▶ **TO DO**: For the records below, report how many lines include "name", with no accompanying text.

▶ **EXTRACTED DATA**:
+ + + + +

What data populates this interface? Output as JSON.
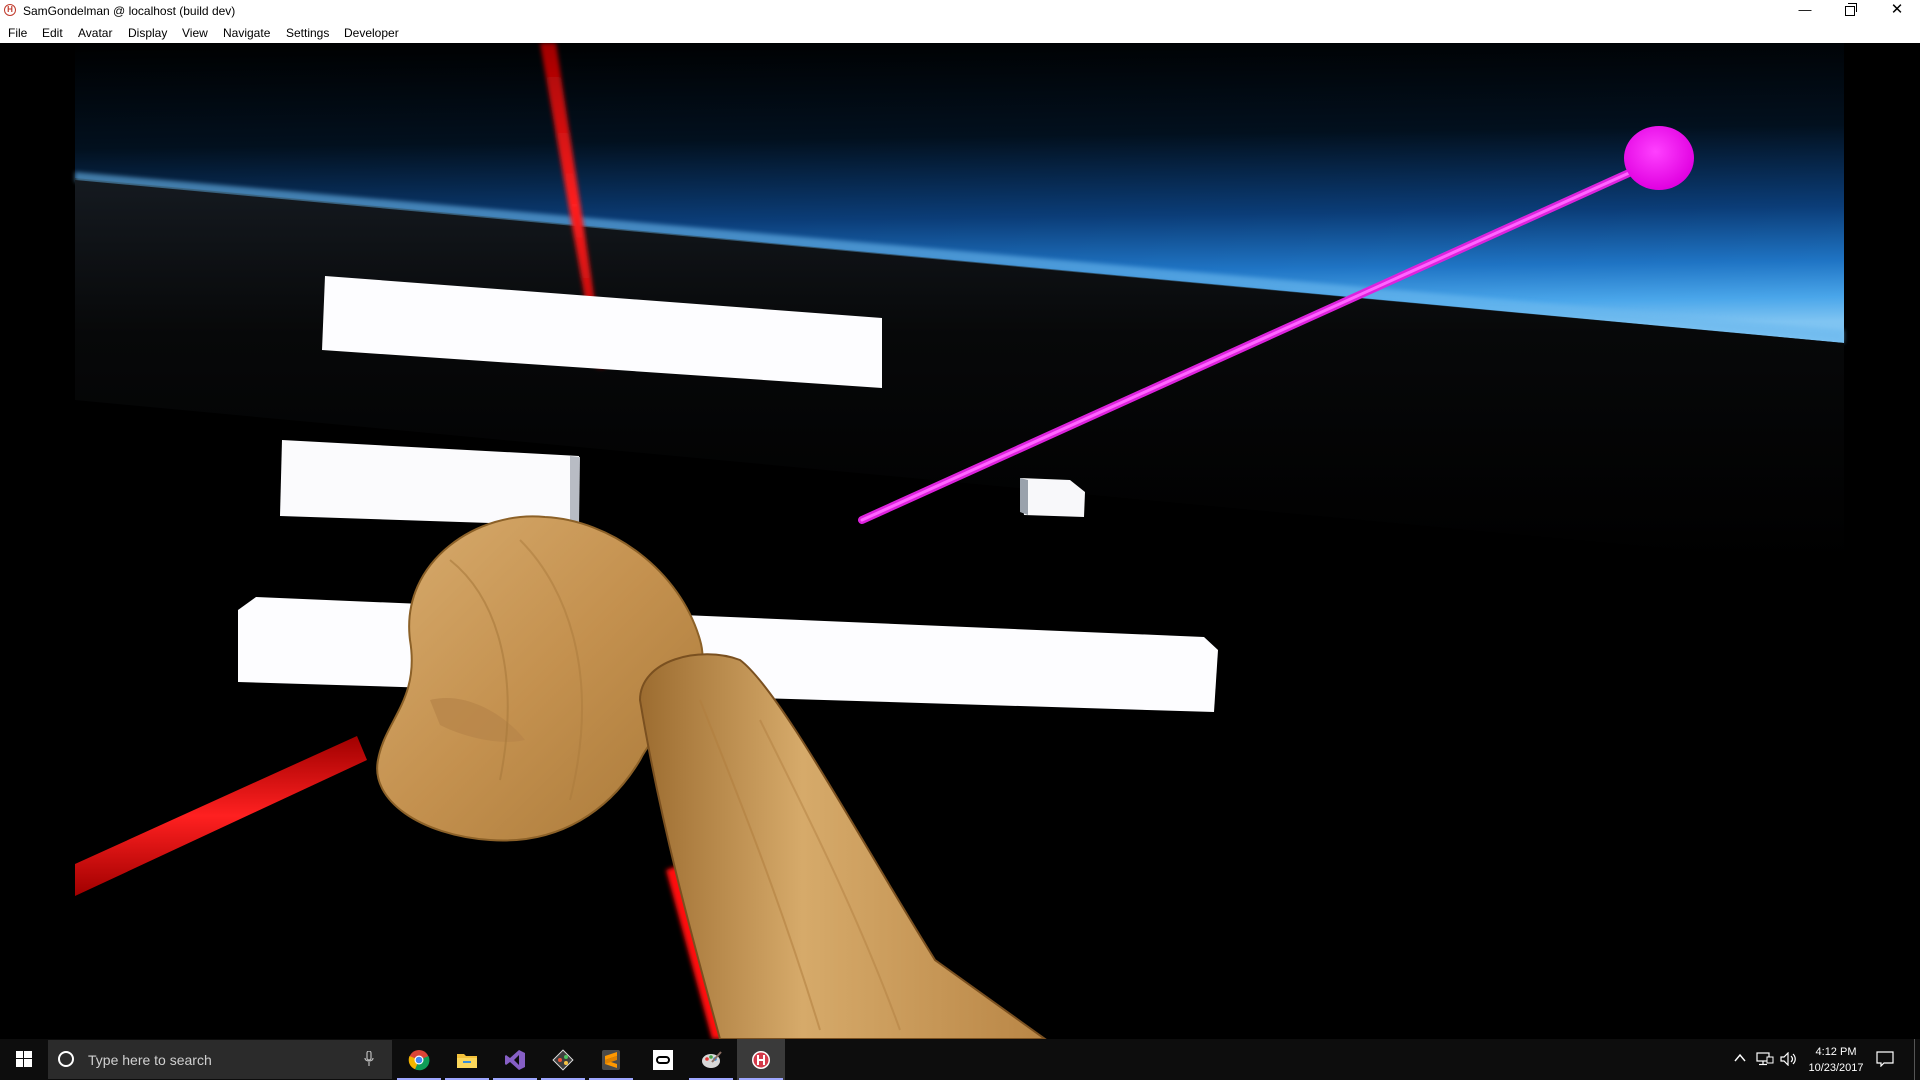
{
  "window": {
    "title": "SamGondelman @ localhost (build dev)",
    "app_icon_glyph": "H",
    "minimize_glyph": "—",
    "close_glyph": "✕"
  },
  "menu": {
    "items": [
      "File",
      "Edit",
      "Avatar",
      "Display",
      "View",
      "Navigate",
      "Settings",
      "Developer"
    ]
  },
  "scene": {
    "colors": {
      "sky_top": "#000000",
      "sky_horizon": "#2a8ad8",
      "laser_red": "#ff1a1a",
      "laser_magenta": "#e020e0",
      "target_sphere": "#ff00ff",
      "panel_white": "#fdfdff",
      "hand_wood": "#c89a5c"
    }
  },
  "taskbar": {
    "search_placeholder": "Type here to search",
    "apps": [
      {
        "name": "chrome-icon",
        "active": false
      },
      {
        "name": "file-explorer-icon",
        "active": false
      },
      {
        "name": "visual-studio-icon",
        "active": false
      },
      {
        "name": "git-icon",
        "active": false
      },
      {
        "name": "sublime-text-icon",
        "active": false
      },
      {
        "name": "oculus-icon",
        "active": false
      },
      {
        "name": "paint-icon",
        "active": false
      },
      {
        "name": "high-fidelity-icon",
        "active": true
      }
    ],
    "clock": {
      "time": "4:12 PM",
      "date": "10/23/2017"
    }
  }
}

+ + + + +

▶ **WRITTEN SOLUTION**: 8